I still have a hard time getting my head around the notion of a luxury truck; the concept being foreign to me as chocolate covered bacon. Each on their own perfectly wonderful but when they're blended together something gets lost in translation. I look at a luxury car as a tuxedo and trucks as work appliances and never shall the two meet. After all, would you wear a tuxedo to work at a construction site? Apparently, I'm alone in that sentiment given that the instant full size luxury SUV's were available people of considerable means gobbled them up.
Well, let's not get carried away here. While luxury SUV sales are literally and figuratively big business for Ford and General Motors accounting for massive profits since the moment Ford cold cocked General Motors with the Lincoln Navigator in 1998, they've never sold tremendously well; they're just tremendously profitable. Little more than a new for 1997 Ford Expedition with Lincoln styling details and plusher leather, the first generation Lincoln Navigator had such an impact that in 1998, for the first time ever, Lincoln surpassed Cadillac in total number of vehicles sold. Cadillac still beat Lincoln in automobile sales but with the influx of the unique, trailblazing and most importantly trendsetting Navigator, Cadillac could no longer claim to be the best selling luxury nameplate in the United States. Again, we're not talking about a huge number of vehicles sold compared to say, U.S. sales of the Toyota Camry year in and year out, but when it comes to bragging rights and one upmanship, Lincoln suddenly had the upper hand.

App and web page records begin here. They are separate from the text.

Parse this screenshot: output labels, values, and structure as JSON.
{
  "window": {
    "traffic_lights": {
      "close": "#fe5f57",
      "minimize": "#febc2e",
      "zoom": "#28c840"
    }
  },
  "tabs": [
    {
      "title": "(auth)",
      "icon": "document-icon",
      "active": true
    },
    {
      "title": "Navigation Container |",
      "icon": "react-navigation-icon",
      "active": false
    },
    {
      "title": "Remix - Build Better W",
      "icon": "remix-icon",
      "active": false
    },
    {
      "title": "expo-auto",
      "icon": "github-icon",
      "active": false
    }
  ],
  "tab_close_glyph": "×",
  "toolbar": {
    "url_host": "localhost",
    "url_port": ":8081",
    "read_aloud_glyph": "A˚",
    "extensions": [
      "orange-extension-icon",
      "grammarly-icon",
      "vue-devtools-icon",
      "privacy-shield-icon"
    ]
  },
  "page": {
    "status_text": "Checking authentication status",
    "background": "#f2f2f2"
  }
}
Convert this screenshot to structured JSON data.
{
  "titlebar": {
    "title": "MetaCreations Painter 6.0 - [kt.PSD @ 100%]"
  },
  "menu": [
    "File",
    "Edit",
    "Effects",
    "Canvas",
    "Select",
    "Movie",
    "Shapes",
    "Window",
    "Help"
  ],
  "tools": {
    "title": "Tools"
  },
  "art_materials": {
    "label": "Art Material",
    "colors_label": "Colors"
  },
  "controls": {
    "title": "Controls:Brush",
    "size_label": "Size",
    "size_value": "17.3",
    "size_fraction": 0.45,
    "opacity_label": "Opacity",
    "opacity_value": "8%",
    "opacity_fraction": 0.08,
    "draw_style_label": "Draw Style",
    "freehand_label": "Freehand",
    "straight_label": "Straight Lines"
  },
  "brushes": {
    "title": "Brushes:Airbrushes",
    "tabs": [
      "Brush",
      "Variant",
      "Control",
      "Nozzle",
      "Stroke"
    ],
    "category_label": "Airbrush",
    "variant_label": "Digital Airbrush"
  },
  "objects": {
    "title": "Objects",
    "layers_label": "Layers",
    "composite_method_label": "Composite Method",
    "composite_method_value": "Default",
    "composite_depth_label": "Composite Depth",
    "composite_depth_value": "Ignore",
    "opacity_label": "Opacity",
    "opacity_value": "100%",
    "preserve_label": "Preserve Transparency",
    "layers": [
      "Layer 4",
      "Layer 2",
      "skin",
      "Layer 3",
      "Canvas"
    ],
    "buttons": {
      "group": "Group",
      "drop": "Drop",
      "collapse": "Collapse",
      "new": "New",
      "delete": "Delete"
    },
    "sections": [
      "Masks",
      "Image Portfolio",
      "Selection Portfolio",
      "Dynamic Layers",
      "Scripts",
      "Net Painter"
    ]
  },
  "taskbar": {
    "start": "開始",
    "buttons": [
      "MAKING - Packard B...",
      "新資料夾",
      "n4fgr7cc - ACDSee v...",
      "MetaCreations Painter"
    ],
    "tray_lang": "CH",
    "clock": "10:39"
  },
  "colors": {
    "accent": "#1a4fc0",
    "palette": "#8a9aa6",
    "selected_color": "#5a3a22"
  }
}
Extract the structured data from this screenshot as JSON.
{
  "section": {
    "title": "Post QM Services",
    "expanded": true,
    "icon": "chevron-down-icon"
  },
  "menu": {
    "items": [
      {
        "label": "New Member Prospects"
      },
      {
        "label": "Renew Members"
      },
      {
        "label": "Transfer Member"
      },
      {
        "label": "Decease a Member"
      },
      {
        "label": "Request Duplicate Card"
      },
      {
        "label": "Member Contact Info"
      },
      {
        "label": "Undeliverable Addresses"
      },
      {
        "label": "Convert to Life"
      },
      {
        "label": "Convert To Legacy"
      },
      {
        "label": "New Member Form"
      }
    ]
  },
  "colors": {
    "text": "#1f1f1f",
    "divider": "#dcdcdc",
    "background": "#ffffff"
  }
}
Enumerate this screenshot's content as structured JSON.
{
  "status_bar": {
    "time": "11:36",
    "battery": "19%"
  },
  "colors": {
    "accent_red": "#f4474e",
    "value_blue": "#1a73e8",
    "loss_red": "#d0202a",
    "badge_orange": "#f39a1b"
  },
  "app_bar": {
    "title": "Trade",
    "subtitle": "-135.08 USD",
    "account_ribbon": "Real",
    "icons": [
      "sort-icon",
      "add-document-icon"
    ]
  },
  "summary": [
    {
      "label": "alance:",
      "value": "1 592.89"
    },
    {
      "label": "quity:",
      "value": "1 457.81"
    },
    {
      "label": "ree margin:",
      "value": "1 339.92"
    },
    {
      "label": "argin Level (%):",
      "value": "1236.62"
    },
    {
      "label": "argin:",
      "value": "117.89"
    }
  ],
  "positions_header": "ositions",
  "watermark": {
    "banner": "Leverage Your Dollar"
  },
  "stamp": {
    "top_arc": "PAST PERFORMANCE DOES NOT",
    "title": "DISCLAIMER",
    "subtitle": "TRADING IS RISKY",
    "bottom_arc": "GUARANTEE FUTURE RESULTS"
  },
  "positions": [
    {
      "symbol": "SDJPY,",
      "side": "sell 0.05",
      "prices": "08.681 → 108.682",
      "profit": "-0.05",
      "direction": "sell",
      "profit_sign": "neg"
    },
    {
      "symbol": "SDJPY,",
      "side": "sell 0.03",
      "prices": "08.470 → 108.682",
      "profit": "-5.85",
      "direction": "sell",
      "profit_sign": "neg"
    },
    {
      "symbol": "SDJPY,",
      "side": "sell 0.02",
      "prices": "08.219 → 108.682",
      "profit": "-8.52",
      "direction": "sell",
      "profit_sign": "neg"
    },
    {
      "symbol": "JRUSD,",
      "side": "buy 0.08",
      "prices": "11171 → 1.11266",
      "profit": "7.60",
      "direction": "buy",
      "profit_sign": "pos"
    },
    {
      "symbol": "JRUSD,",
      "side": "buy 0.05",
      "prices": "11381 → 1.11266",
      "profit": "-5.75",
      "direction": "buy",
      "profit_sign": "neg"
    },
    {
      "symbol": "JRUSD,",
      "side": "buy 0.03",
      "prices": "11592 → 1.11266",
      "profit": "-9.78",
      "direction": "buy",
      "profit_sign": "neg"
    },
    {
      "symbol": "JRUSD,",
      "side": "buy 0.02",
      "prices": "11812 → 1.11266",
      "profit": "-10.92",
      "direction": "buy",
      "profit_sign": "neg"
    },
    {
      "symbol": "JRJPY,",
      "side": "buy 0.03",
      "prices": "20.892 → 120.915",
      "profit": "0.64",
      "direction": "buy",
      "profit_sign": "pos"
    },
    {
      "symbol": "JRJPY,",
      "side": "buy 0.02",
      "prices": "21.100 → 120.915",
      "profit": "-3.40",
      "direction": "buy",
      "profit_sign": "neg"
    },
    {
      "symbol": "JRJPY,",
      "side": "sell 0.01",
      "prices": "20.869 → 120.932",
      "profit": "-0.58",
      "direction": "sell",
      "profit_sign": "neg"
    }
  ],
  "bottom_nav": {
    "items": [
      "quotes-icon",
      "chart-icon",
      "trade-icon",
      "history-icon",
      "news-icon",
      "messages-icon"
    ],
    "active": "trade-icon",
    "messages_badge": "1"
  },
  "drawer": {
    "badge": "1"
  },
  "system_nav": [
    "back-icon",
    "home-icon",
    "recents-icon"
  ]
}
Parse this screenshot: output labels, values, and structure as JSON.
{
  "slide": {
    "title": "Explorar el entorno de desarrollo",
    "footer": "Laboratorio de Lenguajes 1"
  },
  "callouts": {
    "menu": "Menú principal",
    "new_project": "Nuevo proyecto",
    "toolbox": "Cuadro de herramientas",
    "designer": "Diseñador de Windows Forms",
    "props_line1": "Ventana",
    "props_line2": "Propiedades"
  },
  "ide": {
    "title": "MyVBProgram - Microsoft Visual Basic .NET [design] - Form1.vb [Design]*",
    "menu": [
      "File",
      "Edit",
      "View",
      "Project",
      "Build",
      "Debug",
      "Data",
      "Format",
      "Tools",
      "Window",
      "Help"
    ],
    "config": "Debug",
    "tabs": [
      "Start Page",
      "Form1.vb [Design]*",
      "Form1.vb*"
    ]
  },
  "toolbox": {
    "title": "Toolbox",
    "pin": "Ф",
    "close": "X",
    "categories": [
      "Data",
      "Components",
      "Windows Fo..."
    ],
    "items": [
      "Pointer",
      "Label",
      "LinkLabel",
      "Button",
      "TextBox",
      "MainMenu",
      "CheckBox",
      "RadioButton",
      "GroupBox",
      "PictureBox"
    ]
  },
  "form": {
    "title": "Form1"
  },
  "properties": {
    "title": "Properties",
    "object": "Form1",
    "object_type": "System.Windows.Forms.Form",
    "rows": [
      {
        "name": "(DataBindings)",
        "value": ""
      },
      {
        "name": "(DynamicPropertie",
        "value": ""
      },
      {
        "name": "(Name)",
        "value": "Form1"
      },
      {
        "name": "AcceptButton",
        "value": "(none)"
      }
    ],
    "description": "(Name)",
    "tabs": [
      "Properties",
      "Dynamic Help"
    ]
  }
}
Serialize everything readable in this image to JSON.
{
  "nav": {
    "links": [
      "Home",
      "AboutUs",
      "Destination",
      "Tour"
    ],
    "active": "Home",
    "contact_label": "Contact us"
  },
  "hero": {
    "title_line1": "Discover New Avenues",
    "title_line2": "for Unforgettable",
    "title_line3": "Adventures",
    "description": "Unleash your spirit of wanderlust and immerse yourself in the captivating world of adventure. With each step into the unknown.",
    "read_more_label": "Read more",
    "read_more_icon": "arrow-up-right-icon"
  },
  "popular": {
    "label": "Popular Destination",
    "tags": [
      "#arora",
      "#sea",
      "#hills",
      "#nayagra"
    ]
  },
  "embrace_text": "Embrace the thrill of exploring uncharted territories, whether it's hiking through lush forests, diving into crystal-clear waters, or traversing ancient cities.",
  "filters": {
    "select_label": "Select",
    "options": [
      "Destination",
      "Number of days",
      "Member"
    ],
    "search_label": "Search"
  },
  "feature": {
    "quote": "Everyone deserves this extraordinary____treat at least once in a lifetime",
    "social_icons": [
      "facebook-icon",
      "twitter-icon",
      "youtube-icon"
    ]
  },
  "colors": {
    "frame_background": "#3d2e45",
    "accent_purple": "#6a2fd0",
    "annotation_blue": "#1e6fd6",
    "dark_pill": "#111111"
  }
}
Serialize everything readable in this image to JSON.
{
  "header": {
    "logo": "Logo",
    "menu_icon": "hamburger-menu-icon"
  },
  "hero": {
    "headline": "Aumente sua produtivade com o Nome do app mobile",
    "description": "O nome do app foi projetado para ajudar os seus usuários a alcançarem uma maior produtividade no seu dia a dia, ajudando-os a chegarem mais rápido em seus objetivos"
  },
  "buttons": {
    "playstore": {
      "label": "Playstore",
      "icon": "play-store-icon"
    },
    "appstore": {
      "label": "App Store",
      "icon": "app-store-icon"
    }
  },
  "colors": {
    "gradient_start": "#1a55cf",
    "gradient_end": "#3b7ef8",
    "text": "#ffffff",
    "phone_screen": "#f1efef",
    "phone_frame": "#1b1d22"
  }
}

With that, Cadillac, remarkably and admirably, wasted absolutely no time when not a year later they slapped "Escalade" on a GMC Yukon Denali. Even more obvious that it was really something else than the Navigator was, Cadillac was successful in wrenching back the sales crown from Lincoln even if the notion of a Cadillac truck, at the time, was laughably absurd. I still feel that way but again, I'm fairly alone with that sentiment. The subjectively more premium looking Navigator, by the way. still outsold Escalade.
"Escalade" is a fitting name for Cadillac's full sized luxury SUV since "escalade" is a military tactic from medieval times where an army attempts to broach an opponent fortified by a stone wall; think castle and a moat. After their first fore ray over the Navigator's formidable game changing walls, though, Cadillac delayed introducing a more compelling vehicle until model year 2002 as they tweaked and refined what ultimately would be a fatal salvo at the Navigator. Waiting also allowed GM to amortize whatever tooling costs putting "ESCALADE" on a Yukon were despite the fact that in 2000, the Chevrolet Tahoe and GMC Yukon rode on an updated chassis. Buyers could buy the next generation Escalade in 2000 by purchasing a loaded Denali, save thousands. and not even know they bought what was, in essence the next Escalade. But...it wasn't a Cadullac.
Timing being everything and patience being a virtue, it was clear by January 2001, when Cadillac introduced this new 'Slade, that the luxury SUV market segment had significant long term profitability. So, if the 1998 Lincoln Navigator introduced the world to the concept of a full size luxury SUV then our 2002 Cadillac Escalade here truly defined it. While far more of a stylistic departure from the GMC Yukon Denali it's based on than the 1999 Escalde was, the 2002 Escalade was still a most capable vehicle, especially when equipped with four wheel drive like most SUV's sold here in northern Ohio are. Not that many people would take advantage of it's prodigious towing or off road prowess capabilities. Not that buyers of "lesser" full size SUV's equipped with four wheel drive do much of that either.
Ironically, the only thing that puts any damper on Escalade sales is Cadillac's other SUV, actually it's what's called a crossover or "CUV", the SRX. Dubbed "XT5" for 2017, since it's wildly successful reintroduction in 2010, the SRX has become Cadillac's best selling vehicle far outselling the Escalade. Offering similarly decadent levels of luxury in a far more manageable size, along with the white glove service that Cadillac has always been famous for, the XT5 is poised to do what Lincoln could never do and that's push the Escalade back over the wall.
The SRX/XT5 being exactly what the Escalade is - a premium vehicle that people want in lieu of the fact, in many instances, that it's a Cadillac. Cadillac a brand that, unfortunately, continues to struggle even though what their cars are the equal or better of European brands. Who'd ever think that was possible. Their problems now have more to do with pricing than anything else since "Cadilllac" still doesn't have near the cache that "BMW", "Mercedes" or even "Audi" has. With Cadillac pricing on par with the German makes they're finding few buyers since those with the means to afford a prestige car are sticking with the imports. However, when it comes to prestige SUV's and CUV's Cadillac's got the market cornered. I still don't get it and me thinks I never well.